● **WORK TO BE COMPLETED**
Scan the lines below for the word "rank". Copy each line you find it in.

● **DATA TO EXAMINE**
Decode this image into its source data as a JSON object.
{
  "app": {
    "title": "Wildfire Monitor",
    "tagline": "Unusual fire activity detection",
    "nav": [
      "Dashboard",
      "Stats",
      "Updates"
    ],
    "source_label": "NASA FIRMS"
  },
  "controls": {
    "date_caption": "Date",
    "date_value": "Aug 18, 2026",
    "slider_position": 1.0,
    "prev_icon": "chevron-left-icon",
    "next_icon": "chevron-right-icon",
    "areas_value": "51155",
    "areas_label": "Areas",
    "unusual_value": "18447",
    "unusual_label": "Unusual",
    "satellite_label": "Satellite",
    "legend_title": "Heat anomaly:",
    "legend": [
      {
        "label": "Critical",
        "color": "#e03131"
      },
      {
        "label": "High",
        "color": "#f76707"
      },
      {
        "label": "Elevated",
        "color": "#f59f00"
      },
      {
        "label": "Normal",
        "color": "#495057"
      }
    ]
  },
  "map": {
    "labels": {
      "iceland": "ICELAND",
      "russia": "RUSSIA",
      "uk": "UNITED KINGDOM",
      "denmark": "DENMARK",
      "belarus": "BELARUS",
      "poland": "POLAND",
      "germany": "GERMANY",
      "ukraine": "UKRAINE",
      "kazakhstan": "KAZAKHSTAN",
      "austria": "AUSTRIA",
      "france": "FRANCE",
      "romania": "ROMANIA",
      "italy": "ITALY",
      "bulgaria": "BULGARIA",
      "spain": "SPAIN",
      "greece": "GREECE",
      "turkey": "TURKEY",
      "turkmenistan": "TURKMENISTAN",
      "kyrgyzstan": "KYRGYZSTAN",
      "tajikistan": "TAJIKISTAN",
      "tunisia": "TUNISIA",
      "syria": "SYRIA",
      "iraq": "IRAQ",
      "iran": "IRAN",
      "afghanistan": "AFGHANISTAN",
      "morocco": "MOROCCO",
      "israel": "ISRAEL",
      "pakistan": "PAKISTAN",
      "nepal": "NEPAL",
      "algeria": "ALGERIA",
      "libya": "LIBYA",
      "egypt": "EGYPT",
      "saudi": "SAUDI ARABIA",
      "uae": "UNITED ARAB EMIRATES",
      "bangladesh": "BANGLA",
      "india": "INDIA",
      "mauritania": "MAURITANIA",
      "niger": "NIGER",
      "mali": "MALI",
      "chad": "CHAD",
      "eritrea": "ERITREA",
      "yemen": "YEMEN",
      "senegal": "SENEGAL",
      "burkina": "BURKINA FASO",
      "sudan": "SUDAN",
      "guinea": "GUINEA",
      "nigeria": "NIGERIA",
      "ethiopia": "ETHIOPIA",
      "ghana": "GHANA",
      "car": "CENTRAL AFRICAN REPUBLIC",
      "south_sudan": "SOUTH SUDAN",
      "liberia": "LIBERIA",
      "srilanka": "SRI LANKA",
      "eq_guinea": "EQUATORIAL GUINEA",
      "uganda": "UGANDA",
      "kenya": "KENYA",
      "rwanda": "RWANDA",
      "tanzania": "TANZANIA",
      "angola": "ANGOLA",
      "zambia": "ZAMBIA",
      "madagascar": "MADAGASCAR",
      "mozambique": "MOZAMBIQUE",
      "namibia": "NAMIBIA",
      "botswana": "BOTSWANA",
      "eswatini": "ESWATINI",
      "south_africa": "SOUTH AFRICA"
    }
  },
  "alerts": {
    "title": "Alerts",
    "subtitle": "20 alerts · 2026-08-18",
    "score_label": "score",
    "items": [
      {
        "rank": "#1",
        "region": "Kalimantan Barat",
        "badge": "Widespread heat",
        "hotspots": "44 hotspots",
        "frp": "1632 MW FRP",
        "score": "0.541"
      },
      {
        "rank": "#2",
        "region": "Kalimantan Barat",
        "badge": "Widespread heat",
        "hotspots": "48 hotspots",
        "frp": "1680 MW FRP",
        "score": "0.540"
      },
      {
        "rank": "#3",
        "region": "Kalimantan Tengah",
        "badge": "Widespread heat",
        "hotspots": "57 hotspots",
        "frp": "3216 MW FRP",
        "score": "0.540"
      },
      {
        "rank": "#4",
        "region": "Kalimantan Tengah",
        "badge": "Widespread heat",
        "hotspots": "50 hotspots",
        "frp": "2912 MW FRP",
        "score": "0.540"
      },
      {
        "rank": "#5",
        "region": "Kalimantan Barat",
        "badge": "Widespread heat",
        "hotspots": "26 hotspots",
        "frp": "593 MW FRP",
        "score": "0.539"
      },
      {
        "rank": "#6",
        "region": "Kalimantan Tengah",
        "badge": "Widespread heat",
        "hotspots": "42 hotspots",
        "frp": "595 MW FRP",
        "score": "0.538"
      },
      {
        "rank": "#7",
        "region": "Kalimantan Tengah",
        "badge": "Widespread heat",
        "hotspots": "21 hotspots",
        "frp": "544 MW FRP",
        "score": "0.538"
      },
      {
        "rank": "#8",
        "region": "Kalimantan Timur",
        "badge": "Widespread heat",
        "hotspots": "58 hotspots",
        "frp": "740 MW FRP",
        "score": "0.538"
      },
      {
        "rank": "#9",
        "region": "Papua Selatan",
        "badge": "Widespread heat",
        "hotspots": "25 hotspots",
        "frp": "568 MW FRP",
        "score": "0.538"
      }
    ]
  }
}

● **TASK ANSWER**
        "rank": "#1",
        "rank": "#2",
        "rank": "#3",
        "rank": "#4",
        "rank": "#5",
        "rank": "#6",
        "rank": "#7",
        "rank": "#8",
        "rank": "#9",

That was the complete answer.